POLITICS

Trudeau: Gender Chapter In Revamped NAFTA Is Step ‘We Can’t Afford Not To Take’

The prime minister addressed Mexico's Senate Friday.

10/13/2017 14:02 EDT | Updated 10/13/2017 15:34 EDT
Sean Kilpatrick/CP
Prime Minister Justin Trudeau delivers a speech to the Mexican Senate in Mexico City on Oct. 13, 2017.

Prime Minister Justin Trudeau says the chance for a feminist revamp of the North American Free Trade Agreement is something that Canada and Mexico "can't afford" to miss.

Trudeau addressed Mexico's Senate Friday, where he lauded the country for supporting Canada's push to see a gender chapter added to NAFTA .

"With the opportunity in front of us to update a decades-old agreement, this is a progressive step forward that we can't afford not to take," Trudeau said.

The prime minister also called for more to be done to advance gender equality in both countries. As he did at the United Nations weeks ago, Trudeau touched on why many Indigenous women and girls feel unsafe in Canada.

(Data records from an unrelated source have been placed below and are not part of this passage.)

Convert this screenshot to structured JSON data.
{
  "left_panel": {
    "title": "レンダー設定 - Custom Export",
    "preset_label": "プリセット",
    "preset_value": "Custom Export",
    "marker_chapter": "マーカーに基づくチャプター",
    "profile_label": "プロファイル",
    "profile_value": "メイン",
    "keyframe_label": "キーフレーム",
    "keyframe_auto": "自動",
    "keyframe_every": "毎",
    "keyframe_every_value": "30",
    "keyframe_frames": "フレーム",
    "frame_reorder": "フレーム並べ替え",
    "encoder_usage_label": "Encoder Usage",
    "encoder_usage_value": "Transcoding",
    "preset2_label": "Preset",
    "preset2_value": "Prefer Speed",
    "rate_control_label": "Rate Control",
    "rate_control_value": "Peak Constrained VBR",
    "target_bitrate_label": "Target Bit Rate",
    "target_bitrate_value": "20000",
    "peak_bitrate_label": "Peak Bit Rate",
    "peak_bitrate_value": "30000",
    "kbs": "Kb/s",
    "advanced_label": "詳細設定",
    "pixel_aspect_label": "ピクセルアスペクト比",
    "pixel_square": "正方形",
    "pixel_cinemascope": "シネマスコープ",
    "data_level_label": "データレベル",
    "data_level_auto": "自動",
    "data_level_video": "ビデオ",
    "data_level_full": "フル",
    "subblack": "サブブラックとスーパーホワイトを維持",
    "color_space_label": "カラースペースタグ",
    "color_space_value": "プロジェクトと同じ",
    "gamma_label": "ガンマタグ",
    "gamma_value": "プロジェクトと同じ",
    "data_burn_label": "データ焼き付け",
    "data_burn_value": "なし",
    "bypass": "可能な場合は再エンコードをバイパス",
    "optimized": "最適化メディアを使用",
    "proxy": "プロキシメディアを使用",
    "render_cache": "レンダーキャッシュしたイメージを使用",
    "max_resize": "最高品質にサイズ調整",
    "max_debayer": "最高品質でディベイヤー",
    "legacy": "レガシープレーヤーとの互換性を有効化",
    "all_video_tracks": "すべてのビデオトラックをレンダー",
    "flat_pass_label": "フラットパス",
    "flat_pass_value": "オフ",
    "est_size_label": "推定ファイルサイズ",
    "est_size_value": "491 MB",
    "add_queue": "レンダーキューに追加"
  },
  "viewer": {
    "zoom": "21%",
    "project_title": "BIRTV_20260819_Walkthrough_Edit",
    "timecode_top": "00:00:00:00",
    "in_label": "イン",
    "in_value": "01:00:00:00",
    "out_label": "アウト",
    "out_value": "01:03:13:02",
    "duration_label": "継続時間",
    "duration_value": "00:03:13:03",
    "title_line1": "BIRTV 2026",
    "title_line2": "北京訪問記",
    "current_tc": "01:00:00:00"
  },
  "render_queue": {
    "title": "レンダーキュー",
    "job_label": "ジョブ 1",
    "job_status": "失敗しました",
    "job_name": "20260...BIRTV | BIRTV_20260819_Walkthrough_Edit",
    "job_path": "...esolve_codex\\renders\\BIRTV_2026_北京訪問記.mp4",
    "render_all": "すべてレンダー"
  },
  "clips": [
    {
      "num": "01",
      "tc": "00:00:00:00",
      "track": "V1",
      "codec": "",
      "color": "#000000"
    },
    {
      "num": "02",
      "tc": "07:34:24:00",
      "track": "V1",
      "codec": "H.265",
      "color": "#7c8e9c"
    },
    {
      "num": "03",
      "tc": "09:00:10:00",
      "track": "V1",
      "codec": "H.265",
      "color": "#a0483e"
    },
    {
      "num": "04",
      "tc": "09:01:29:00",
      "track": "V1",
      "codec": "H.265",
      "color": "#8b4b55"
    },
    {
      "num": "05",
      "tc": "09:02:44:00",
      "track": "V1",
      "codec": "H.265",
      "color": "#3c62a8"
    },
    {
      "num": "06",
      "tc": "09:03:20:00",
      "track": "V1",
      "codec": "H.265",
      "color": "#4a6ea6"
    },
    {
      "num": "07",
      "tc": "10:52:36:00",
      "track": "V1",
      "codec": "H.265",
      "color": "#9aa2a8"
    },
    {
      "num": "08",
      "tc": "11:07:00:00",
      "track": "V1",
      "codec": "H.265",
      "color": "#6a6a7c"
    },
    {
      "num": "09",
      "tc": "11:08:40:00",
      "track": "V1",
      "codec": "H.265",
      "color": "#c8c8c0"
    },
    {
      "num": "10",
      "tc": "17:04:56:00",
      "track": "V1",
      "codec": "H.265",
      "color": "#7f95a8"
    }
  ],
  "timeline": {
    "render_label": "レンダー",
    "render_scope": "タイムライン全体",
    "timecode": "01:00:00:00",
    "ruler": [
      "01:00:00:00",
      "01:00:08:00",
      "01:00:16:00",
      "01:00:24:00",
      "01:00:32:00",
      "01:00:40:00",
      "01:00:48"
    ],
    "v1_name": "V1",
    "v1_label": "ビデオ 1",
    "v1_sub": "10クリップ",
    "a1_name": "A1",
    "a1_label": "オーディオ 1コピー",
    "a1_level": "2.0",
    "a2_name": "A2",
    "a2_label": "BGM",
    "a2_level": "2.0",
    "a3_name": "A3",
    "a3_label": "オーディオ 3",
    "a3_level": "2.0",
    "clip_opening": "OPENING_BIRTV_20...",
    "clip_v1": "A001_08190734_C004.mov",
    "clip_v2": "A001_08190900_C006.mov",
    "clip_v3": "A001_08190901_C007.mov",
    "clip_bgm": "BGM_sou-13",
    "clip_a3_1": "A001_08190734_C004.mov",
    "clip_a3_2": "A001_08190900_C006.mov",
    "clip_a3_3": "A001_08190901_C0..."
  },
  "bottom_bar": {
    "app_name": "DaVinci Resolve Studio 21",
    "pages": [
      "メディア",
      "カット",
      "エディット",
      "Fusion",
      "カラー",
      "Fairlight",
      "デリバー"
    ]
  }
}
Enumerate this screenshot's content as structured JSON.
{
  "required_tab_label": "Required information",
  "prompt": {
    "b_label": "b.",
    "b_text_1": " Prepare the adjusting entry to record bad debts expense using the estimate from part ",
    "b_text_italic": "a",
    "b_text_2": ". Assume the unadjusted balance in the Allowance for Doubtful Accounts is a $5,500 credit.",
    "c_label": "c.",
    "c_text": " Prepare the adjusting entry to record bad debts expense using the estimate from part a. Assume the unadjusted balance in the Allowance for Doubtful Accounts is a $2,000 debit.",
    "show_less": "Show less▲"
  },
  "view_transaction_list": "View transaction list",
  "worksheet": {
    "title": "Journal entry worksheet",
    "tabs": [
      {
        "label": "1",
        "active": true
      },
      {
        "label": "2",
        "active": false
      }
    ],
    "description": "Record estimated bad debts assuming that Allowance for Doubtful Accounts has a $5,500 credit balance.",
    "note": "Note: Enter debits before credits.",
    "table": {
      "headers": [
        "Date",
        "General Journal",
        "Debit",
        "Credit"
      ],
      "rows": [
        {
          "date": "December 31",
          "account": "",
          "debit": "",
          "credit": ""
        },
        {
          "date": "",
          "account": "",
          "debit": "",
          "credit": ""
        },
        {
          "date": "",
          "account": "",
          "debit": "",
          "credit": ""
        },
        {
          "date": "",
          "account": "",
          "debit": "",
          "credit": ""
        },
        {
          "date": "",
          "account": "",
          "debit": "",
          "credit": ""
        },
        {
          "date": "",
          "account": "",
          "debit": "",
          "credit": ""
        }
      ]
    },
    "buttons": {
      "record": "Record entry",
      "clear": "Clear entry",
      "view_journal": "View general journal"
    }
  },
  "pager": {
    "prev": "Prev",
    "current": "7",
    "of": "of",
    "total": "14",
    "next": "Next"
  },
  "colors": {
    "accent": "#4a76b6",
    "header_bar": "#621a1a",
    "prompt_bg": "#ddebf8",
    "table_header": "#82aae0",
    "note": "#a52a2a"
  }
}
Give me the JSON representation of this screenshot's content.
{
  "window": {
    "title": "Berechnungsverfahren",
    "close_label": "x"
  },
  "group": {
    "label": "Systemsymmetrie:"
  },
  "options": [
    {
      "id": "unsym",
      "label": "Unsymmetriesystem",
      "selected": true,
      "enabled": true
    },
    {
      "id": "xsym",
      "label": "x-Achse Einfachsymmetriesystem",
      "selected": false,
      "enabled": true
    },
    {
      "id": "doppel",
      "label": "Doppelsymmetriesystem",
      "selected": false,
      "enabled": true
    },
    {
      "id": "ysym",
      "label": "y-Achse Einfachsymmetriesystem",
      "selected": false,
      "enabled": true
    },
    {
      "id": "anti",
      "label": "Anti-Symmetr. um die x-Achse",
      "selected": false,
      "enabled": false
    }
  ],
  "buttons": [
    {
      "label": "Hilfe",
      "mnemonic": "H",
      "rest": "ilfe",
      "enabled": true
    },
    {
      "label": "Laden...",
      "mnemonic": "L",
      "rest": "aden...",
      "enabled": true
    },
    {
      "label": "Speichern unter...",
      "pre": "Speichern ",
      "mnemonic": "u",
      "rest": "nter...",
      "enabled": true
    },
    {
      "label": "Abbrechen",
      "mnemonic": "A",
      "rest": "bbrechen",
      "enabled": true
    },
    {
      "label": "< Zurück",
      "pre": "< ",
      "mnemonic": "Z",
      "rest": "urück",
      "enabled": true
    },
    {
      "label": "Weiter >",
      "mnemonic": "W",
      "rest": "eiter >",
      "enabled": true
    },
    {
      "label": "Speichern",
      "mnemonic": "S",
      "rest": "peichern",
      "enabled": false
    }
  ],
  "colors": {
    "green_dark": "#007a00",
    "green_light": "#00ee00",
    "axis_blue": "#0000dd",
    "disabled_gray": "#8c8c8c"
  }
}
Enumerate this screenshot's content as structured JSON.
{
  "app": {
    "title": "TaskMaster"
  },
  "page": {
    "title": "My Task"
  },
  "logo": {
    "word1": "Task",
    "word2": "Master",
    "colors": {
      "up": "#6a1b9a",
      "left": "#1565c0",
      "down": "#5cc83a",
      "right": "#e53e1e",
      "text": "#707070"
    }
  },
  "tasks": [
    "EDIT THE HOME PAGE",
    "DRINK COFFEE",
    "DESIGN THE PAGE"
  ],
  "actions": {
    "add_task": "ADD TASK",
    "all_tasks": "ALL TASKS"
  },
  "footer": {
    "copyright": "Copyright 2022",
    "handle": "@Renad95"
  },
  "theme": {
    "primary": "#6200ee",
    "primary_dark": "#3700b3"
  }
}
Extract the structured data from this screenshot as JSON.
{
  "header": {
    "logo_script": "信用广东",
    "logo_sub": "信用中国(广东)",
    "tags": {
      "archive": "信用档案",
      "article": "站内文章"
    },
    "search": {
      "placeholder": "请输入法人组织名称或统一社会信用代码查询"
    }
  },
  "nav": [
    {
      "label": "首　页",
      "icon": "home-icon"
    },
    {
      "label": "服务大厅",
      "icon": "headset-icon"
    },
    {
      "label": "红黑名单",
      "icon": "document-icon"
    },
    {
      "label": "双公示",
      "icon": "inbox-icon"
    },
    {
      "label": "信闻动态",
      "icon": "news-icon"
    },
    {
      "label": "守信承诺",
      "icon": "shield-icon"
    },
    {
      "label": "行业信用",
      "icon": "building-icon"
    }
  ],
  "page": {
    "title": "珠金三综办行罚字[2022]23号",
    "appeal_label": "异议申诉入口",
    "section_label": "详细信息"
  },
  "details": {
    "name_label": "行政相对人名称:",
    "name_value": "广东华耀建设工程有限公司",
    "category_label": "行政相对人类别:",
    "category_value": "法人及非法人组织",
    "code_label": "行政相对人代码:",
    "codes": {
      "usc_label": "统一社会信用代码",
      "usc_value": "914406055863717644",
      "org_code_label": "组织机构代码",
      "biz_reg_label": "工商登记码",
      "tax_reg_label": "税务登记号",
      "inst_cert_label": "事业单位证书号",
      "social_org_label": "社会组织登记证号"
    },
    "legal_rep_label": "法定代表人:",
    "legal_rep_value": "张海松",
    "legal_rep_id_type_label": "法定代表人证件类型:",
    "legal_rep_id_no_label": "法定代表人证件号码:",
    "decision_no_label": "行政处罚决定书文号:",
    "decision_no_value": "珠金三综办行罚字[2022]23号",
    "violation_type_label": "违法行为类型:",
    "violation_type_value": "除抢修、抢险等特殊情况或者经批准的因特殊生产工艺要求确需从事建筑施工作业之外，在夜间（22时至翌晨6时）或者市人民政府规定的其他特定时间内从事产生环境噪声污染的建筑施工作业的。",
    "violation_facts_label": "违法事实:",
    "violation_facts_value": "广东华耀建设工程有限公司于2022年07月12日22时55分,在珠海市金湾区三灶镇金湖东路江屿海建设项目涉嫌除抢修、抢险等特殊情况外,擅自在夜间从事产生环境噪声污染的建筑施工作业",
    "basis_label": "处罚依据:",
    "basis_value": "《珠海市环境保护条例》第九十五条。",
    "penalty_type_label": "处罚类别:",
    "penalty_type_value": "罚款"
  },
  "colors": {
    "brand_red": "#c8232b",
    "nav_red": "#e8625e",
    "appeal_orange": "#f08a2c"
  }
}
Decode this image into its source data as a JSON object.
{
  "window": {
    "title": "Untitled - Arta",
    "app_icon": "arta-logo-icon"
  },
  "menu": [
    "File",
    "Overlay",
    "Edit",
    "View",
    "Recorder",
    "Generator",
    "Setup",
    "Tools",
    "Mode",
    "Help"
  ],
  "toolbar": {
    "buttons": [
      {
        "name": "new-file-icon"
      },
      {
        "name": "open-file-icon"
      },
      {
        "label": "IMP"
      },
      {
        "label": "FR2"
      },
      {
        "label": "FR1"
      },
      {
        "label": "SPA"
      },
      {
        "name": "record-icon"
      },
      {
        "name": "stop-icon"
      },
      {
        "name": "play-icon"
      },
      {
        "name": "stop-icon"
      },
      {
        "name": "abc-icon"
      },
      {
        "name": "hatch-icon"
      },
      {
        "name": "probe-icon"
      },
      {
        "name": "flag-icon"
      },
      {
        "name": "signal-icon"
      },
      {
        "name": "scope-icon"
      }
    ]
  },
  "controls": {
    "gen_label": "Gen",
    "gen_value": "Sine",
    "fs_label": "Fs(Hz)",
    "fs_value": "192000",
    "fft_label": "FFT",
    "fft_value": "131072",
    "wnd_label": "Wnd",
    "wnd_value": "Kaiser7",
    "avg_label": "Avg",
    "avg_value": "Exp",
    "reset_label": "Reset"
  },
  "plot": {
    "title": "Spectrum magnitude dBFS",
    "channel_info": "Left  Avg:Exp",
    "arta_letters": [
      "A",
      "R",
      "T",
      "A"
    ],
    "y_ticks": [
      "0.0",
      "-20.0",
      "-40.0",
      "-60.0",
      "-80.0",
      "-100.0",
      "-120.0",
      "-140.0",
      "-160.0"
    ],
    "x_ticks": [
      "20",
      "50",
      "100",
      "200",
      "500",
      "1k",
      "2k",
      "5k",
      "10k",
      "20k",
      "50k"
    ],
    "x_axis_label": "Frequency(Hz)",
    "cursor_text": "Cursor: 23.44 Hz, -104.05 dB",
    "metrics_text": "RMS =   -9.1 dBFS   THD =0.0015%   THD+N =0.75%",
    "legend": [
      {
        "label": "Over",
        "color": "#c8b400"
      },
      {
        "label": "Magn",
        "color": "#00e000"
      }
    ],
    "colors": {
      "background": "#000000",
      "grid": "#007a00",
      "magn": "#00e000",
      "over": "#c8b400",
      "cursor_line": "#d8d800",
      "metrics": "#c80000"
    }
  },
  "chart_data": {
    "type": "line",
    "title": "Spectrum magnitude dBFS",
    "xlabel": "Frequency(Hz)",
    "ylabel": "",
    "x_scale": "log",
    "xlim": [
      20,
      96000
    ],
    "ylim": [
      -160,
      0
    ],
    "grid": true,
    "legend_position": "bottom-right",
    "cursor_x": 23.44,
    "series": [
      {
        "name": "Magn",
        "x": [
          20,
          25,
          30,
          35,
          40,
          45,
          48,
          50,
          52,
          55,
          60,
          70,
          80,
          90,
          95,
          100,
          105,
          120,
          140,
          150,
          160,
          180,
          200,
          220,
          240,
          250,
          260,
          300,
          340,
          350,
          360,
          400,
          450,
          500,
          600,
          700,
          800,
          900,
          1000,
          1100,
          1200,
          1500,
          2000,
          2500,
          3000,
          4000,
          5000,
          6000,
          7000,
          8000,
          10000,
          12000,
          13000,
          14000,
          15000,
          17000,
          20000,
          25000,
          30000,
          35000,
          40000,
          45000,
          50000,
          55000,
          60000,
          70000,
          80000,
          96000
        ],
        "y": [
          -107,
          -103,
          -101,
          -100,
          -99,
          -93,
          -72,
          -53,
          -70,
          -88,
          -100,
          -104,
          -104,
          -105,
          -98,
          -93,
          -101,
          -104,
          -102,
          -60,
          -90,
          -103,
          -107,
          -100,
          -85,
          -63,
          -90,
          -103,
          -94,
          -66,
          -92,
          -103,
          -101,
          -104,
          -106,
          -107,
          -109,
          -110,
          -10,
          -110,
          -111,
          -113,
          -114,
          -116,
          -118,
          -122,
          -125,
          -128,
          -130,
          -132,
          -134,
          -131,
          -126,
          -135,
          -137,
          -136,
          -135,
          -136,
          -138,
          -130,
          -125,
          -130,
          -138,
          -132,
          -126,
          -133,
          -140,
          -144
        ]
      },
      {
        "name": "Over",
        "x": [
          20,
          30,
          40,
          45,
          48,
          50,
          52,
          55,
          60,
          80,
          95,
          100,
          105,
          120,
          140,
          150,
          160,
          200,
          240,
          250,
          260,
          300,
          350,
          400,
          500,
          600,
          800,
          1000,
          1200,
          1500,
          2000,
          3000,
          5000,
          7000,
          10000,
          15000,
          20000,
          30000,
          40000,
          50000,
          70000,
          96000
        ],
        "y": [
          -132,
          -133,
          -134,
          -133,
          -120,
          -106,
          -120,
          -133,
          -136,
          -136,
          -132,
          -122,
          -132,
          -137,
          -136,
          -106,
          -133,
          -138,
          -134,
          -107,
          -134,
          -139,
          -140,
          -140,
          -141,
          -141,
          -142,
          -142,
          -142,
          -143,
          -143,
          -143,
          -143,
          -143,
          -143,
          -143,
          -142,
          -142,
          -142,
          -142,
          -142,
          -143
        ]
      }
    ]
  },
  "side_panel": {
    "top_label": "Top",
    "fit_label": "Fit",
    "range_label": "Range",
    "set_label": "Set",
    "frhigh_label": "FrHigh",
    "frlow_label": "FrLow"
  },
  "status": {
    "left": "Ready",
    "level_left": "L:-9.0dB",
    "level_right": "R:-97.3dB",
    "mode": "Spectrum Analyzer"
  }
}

Violence against women and girls is prevalent in all facets of life, from the studios of Hollywood to the digital public squares to our own halls of Parliament.Prime Minister Justin Trudeau

"We're dealing with an ongoing national tragedy related to missing and murdered Indigenous women and girls," he said. "We must do better at home."

But the prime minister added that civil society leaders in Mexico City Thursday told him other "unacceptable" tales of abuse faced by women and girls.

Trudeau obliquely referenced the numerous sexual harassment and assault allegations levied against Hollywood mogul Harvey Weinstein and drew a parallel to accusations that have also rocked Canada's Parliament in recent years.

"Everywhere we look, violence against women and girls is prevalent in all facets of life, from the studios of Hollywood to the digital public squares to our own halls of Parliament," Trudeau said.

Ginnette Riquelme / Reuters
Sophie Gregoire Trudeau, Prime Minister Justin Trudeau, Mexican President Enrique Pena Nieto and Mexico's first lady Angelica Rivera make a toast during a dinner ceremony at the presidential palace in Mexico City, Mexico on Oct. 12, 2017.

"As a gender-balanced Senate, I challenge you to use your position of power to continue to strongly push for the rights of women and girls, in Mexico and around the world."

Those remarks drew a standing ovation from those in the chamber.

Trudeau removed two Liberal MPs from his caucus in 2014 amid accusations of sexual harassment made by two female NDP MPs. In August, MP Darshan Kang resigned from the Liberal caucus after two women, including a staffer, accused him of harassment.

Disgraced senator Don Meredith resigned from the upper chamber in May when he was facing possible expulsion for having a sexual relationship with a teenage girl. Members of Meredith's former staff also told HuffPost Canada the former senator sexually harassed and mistreated aides for years.

Canada won't abandon NAFTA, Trudeau says:

Trade experts have suggested a gender chapter in NAFTA could end up being largely symbolic.

The Canadian Press reported last month that such a chapter would likely be modelled after Canada's trade deal with Chile, which reaffirmed each nation's commitment to international agreements on gender rights and set up a committee to oversee that work.

However, the pact also made clear that nothing in the gender chapter would be subject to the dispute resolution mechanisms that apply to the rest of the deal.

Conservative foreign affairs critic Erin O'Toole urged Liberals last month to focus on job creation in NAFTA negotiations, and cautioned against what he dubbed "virtue signalling" on gender, environmental and Indigenous issues.

With files from The Canadian Press